The paper (luckily for you) turns out to be far from boring. It is indeed quite fascinating because, apart from presenting the complete genome sequence of this remarkable free-living protist, Fritz-Laylan et al also describe several genetic modules for aerobic and anaerobic metabolism (for these guys can do both), amoeboid motility, and a number of other structural and functional necessities of the ecologically diverse lifestyles common to their clade. Further, comparisons with genomes of other protists allow them to predict which genes might have been present in the genome of the common ancestor to all eukaryotes. As the first representative of a fifth (out of 6) major clade of eukaryotes whose genomes have been sequenced thus far, Naegleria holds great promise of generating fresh insights into the early evolution and diversificatiion of eukaryotes. While their lineage diverged from the one we hail from about, oh, a billion or so years ago, understanding their genome brings us closer to understanding and reconstructing the genome of our shared ancestors, those early free-living eukaryotes that gave rise to us both. For it turns out that they contain over 4000 protein families that are similar to ones we have, and therefore were likely found in that common ancestor! That ancestor was presumably also quite versatile and equipped with a set of flexible modules to deal with the diverse environments of that time. And that remarkable flexibility probably underlies the extraordinary diversity of organisms that subsequently evolved from that ancestor. How fascinating and wonderful is that! (Even if some of us later lost the ability to transform ourselves and float away when under stress!)

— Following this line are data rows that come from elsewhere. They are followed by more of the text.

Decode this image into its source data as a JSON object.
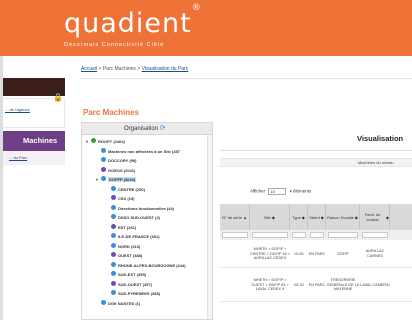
{
  "header": {
    "logo": "quadient",
    "logo_mark": "®",
    "tagline": "Désormais Connectivité Ciblé"
  },
  "breadcrumb": {
    "home": "Accueil",
    "sep1": " > ",
    "middle": "Parc Machines",
    "sep2": " > ",
    "current": "Visualisation du Parc"
  },
  "sidebar": {
    "link": "... de l'agence",
    "active_item": "Machines",
    "sub_link": "... du Parc"
  },
  "page_title": "Parc Machines",
  "org_panel": {
    "title": "Organisation",
    "tree": [
      {
        "label": "ROOPT (2404)",
        "expanded": true,
        "icon": "globe"
      },
      {
        "label": "Machines non affectées à un Site (457",
        "icon": "sub"
      },
      {
        "label": "DOCCORY (98)",
        "icon": "sub"
      },
      {
        "label": "GOEOS (2041)",
        "icon": "sub"
      },
      {
        "label": "DOFFP (3640)",
        "expanded": true,
        "selected": true,
        "icon": "sub"
      },
      {
        "label": "CENTRE (250)",
        "icon": "sub"
      },
      {
        "label": "CSX (15)",
        "icon": "sub"
      },
      {
        "label": "Directions fonctionnelles (44)",
        "icon": "sub"
      },
      {
        "label": "DSSO SUD-OUEST (2)",
        "icon": "sub"
      },
      {
        "label": "EST (261)",
        "icon": "sub"
      },
      {
        "label": "ILE-DE-FRANCE (381)",
        "icon": "sub"
      },
      {
        "label": "NORD (313)",
        "icon": "sub"
      },
      {
        "label": "OUEST (388)",
        "icon": "sub"
      },
      {
        "label": "RHONE-ALPES-BOURGOGNE (444)",
        "icon": "sub"
      },
      {
        "label": "SUD-EST (355)",
        "icon": "sub"
      },
      {
        "label": "SUD-OUEST (397)",
        "icon": "sub"
      },
      {
        "label": "SUD-PYRENEES (388)",
        "icon": "sub"
      },
      {
        "label": "DGE NANTES (1)",
        "icon": "sub"
      }
    ]
  },
  "visualisation": {
    "title": "Visualisation",
    "sub_header": "Machines du niveau",
    "show_prefix": "Afficher",
    "show_value": "10",
    "show_suffix": "éléments",
    "columns": [
      "N° de série",
      "Site",
      "Type",
      "Statut",
      "Raison Sociale",
      "Fond. du contrat"
    ],
    "rows": [
      {
        "serie": "",
        "site": "MHETH > DGFIP > CENTRE > DDFIP 18 > AURILLAC CEDEX",
        "type": "IS-05",
        "statut": "EN PARC",
        "raison": "DDFIP",
        "fond": "AURILLAC CARNES"
      },
      {
        "serie": "",
        "site": "MHETH > DGFIP > OUEST > DDFIP 53 > LAVAL CEDEX 9",
        "type": "IM-32",
        "statut": "EN PARC",
        "raison": "TRESORERIE GENERALE DE LA MAYENNE",
        "fond": "LAVAL CAMERAI"
      }
    ]
  }
}
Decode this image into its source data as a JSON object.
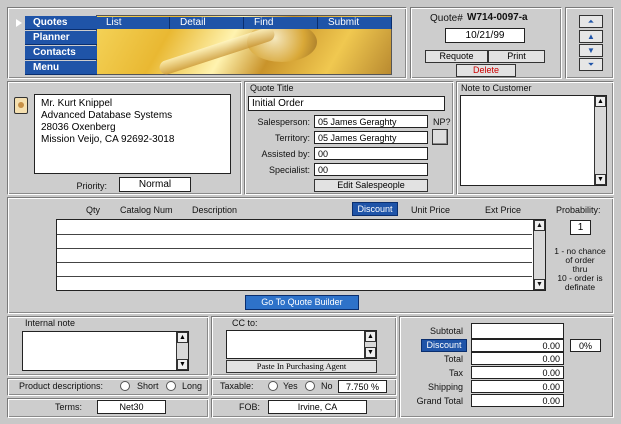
{
  "nav": {
    "items": [
      {
        "label": "Quotes",
        "active": true
      },
      {
        "label": "Planner"
      },
      {
        "label": "Contacts"
      },
      {
        "label": "Menu"
      }
    ]
  },
  "tabs": [
    "List",
    "Detail",
    "Find",
    "Submit"
  ],
  "quote": {
    "number_label": "Quote#",
    "number": "W714-0097-a",
    "date": "10/21/99",
    "requote_label": "Requote",
    "print_label": "Print",
    "delete_label": "Delete"
  },
  "customer": {
    "lines": [
      "Mr. Kurt Knippel",
      "Advanced Database Systems",
      "28036 Oxenberg",
      "Mission Veijo, CA  92692-3018"
    ],
    "priority_label": "Priority:",
    "priority": "Normal"
  },
  "quote_info": {
    "title_label": "Quote Title",
    "title": "Initial Order",
    "salesperson_label": "Salesperson:",
    "salesperson": "05  James Geraghty",
    "territory_label": "Territory:",
    "territory": "05  James Geraghty",
    "assisted_label": "Assisted by:",
    "assisted": "00",
    "specialist_label": "Specialist:",
    "specialist": "00",
    "np_label": "NP?",
    "edit_label": "Edit Salespeople"
  },
  "note_customer_label": "Note to Customer",
  "items": {
    "headers": {
      "qty": "Qty",
      "catalog": "Catalog Num",
      "description": "Description",
      "discount": "Discount",
      "unit_price": "Unit Price",
      "ext_price": "Ext Price"
    },
    "probability_label": "Probability:",
    "probability": "1",
    "probability_legend": [
      "1 - no chance",
      "of order",
      "thru",
      "10 - order is",
      "definate"
    ],
    "builder_label": "Go To Quote Builder"
  },
  "internal_note_label": "Internal note",
  "cc": {
    "label": "CC to:",
    "paste_label": "Paste In Purchasing Agent"
  },
  "options": {
    "product_desc_label": "Product descriptions:",
    "short_label": "Short",
    "long_label": "Long",
    "taxable_label": "Taxable:",
    "yes_label": "Yes",
    "no_label": "No",
    "tax_rate": "7.750 %",
    "terms_label": "Terms:",
    "terms": "Net30",
    "fob_label": "FOB:",
    "fob": "Irvine, CA"
  },
  "totals": {
    "subtotal_label": "Subtotal",
    "discount_label": "Discount",
    "discount": "0.00",
    "discount_pct": "0%",
    "total_label": "Total",
    "total": "0.00",
    "tax_label": "Tax",
    "tax": "0.00",
    "shipping_label": "Shipping",
    "shipping": "0.00",
    "grand_total_label": "Grand Total",
    "grand_total": "0.00"
  },
  "colors": {
    "accent": "#1f54a8",
    "panel": "#cdcdcd",
    "delete": "#cc0000"
  }
}
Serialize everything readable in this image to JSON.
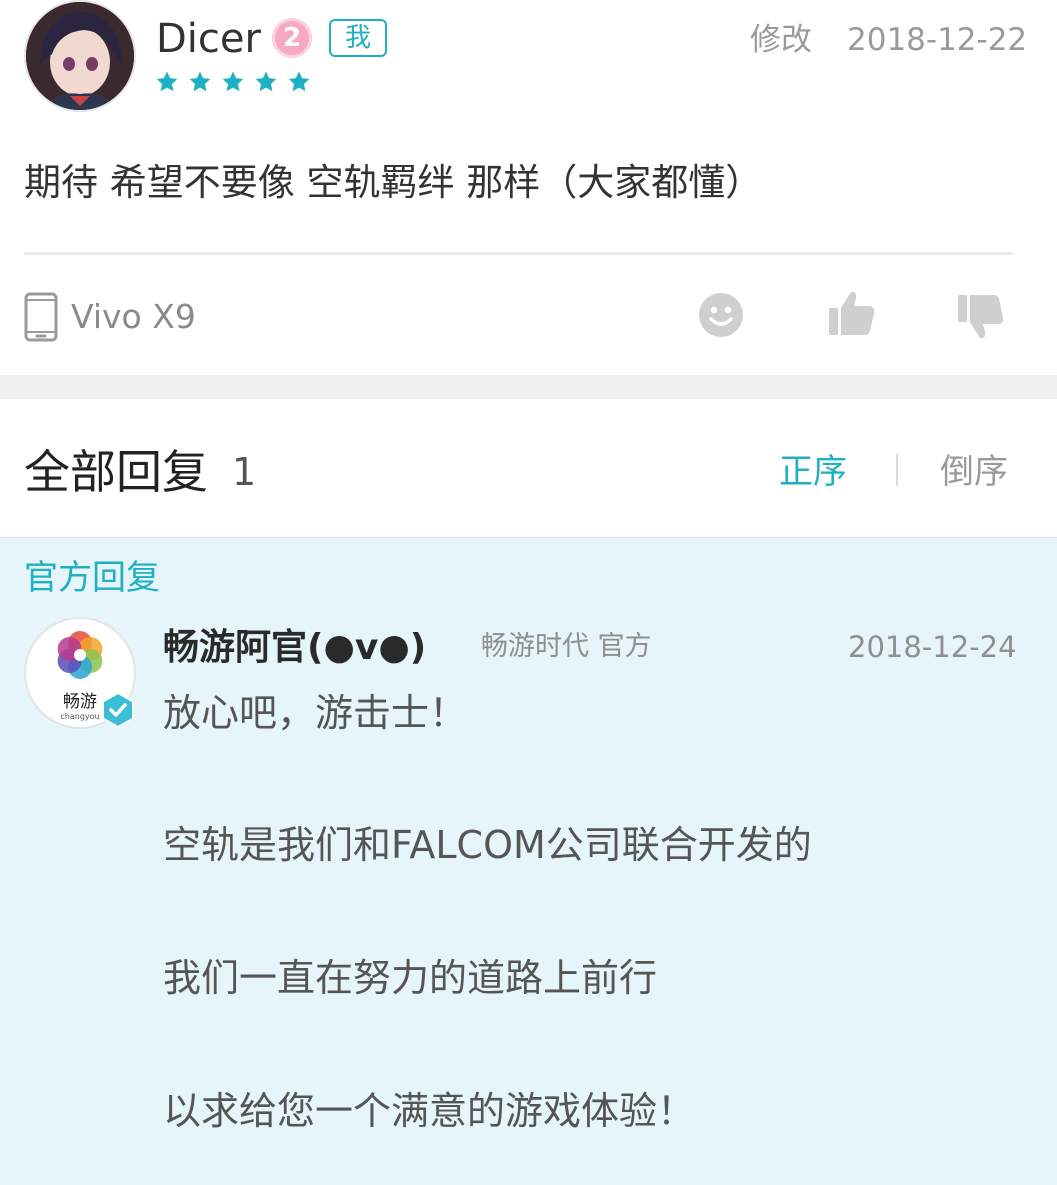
{
  "review": {
    "username": "Dicer",
    "level": "2",
    "me_tag": "我",
    "rating": 5,
    "edit_label": "修改",
    "date": "2018-12-22",
    "text": "期待 希望不要像 空轨羁绊 那样（大家都懂）",
    "device": "Vivo X9",
    "icons": {
      "device": "phone-icon",
      "reaction": "smiley-icon",
      "like": "thumbs-up-icon",
      "dislike": "thumbs-down-icon",
      "star": "star-icon"
    }
  },
  "replies": {
    "title": "全部回复",
    "count": "1",
    "sort_asc": "正序",
    "sort_desc": "倒序"
  },
  "official": {
    "label": "官方回复",
    "name": "畅游阿官(●v●)",
    "company": "畅游时代 官方",
    "date": "2018-12-24",
    "logo_text": "畅游",
    "logo_subtext": "changyou",
    "lines": [
      "放心吧，游击士！",
      "空轨是我们和FALCOM公司联合开发的",
      "我们一直在努力的道路上前行",
      "以求给您一个满意的游戏体验！"
    ]
  },
  "colors": {
    "accent": "#1fb0c4",
    "official_bg": "#e6f5f9",
    "level_badge": "#f7a8c4",
    "muted_text": "#9a9a9a"
  }
}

Skeptic Wonder has one of the more creative analytical takes on hosting a blog carnival I’ve ever seen – an actually phylogeny of the blog posts included in the carnival, based on sequence alignment of each blog post’s URL! I’m not sure about some of the results, however… check out where my post on the challenges of teaching evolution ended up in the above tree! How on earth did I end up paraphylizing (if that’s a word) Bjørn Østman’s blog?!
But, never mind that, this 20th edition of the Carnival of Evolution has plenty of good stuff to read, so head on over there in your spare moments. And pardon my tardiness in bringing this to your attention.